Work item :: I would like the records restated word for word, without the pictures.
[[ Records to use, beginning ]]
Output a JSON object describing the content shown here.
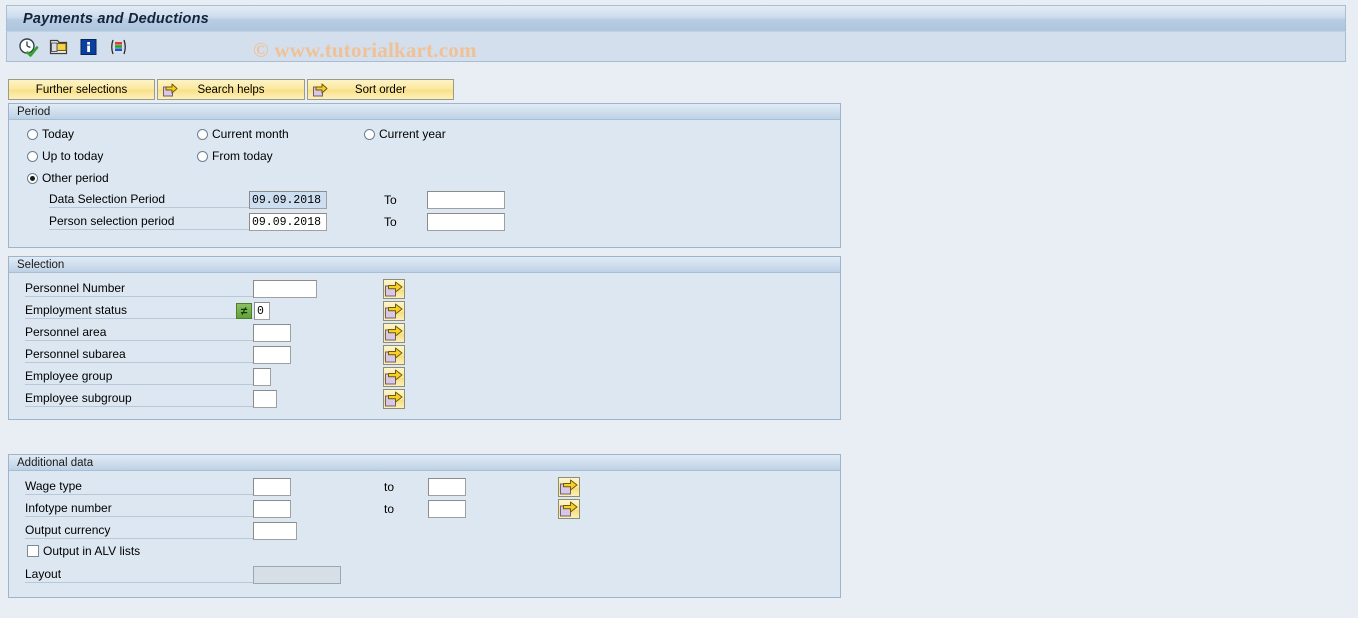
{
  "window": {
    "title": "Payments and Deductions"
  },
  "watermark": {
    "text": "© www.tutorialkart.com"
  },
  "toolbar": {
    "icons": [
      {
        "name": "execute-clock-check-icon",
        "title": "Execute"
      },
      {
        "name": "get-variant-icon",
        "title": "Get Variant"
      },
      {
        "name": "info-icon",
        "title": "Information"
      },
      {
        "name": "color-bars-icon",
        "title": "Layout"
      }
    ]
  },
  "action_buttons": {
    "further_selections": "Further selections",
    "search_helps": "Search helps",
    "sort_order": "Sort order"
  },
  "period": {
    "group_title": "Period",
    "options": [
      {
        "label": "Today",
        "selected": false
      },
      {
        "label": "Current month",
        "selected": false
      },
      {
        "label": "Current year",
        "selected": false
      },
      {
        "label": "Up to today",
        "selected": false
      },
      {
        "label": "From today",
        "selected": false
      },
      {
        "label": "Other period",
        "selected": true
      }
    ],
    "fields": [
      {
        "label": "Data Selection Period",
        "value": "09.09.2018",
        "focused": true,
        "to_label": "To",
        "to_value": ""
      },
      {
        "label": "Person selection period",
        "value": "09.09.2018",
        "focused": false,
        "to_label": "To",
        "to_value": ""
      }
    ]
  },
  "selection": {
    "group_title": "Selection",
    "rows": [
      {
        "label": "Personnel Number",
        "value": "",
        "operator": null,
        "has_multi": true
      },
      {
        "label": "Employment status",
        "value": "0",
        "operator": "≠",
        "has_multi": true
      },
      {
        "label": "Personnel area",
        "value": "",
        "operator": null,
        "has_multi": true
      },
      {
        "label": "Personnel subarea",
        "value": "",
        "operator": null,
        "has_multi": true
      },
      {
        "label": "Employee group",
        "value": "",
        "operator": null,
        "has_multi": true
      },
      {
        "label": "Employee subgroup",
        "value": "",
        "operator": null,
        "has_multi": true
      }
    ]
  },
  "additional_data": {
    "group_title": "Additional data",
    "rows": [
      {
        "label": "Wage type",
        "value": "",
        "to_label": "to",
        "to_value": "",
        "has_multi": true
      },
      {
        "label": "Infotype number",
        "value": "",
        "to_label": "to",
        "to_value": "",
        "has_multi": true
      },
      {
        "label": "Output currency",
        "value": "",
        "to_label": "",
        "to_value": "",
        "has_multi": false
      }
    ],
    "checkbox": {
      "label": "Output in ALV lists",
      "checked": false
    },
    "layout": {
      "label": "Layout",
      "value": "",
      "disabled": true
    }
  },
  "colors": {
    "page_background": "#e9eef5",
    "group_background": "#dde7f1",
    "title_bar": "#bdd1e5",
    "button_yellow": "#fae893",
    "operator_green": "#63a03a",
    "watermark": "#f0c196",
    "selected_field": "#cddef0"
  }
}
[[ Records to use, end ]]
Reply ::
Output a JSON object describing the content shown here.
{
  "window": {
    "title": "Payments and Deductions"
  },
  "watermark": {
    "text": "© www.tutorialkart.com"
  },
  "toolbar": {
    "icons": [
      {
        "name": "execute-clock-check-icon",
        "title": "Execute"
      },
      {
        "name": "get-variant-icon",
        "title": "Get Variant"
      },
      {
        "name": "info-icon",
        "title": "Information"
      },
      {
        "name": "color-bars-icon",
        "title": "Layout"
      }
    ]
  },
  "action_buttons": {
    "further_selections": "Further selections",
    "search_helps": "Search helps",
    "sort_order": "Sort order"
  },
  "period": {
    "group_title": "Period",
    "options": [
      {
        "label": "Today",
        "selected": false
      },
      {
        "label": "Current month",
        "selected": false
      },
      {
        "label": "Current year",
        "selected": false
      },
      {
        "label": "Up to today",
        "selected": false
      },
      {
        "label": "From today",
        "selected": false
      },
      {
        "label": "Other period",
        "selected": true
      }
    ],
    "fields": [
      {
        "label": "Data Selection Period",
        "value": "09.09.2018",
        "focused": true,
        "to_label": "To",
        "to_value": ""
      },
      {
        "label": "Person selection period",
        "value": "09.09.2018",
        "focused": false,
        "to_label": "To",
        "to_value": ""
      }
    ]
  },
  "selection": {
    "group_title": "Selection",
    "rows": [
      {
        "label": "Personnel Number",
        "value": "",
        "operator": null,
        "has_multi": true
      },
      {
        "label": "Employment status",
        "value": "0",
        "operator": "≠",
        "has_multi": true
      },
      {
        "label": "Personnel area",
        "value": "",
        "operator": null,
        "has_multi": true
      },
      {
        "label": "Personnel subarea",
        "value": "",
        "operator": null,
        "has_multi": true
      },
      {
        "label": "Employee group",
        "value": "",
        "operator": null,
        "has_multi": true
      },
      {
        "label": "Employee subgroup",
        "value": "",
        "operator": null,
        "has_multi": true
      }
    ]
  },
  "additional_data": {
    "group_title": "Additional data",
    "rows": [
      {
        "label": "Wage type",
        "value": "",
        "to_label": "to",
        "to_value": "",
        "has_multi": true
      },
      {
        "label": "Infotype number",
        "value": "",
        "to_label": "to",
        "to_value": "",
        "has_multi": true
      },
      {
        "label": "Output currency",
        "value": "",
        "to_label": "",
        "to_value": "",
        "has_multi": false
      }
    ],
    "checkbox": {
      "label": "Output in ALV lists",
      "checked": false
    },
    "layout": {
      "label": "Layout",
      "value": "",
      "disabled": true
    }
  },
  "colors": {
    "page_background": "#e9eef5",
    "group_background": "#dde7f1",
    "title_bar": "#bdd1e5",
    "button_yellow": "#fae893",
    "operator_green": "#63a03a",
    "watermark": "#f0c196",
    "selected_field": "#cddef0"
  }
}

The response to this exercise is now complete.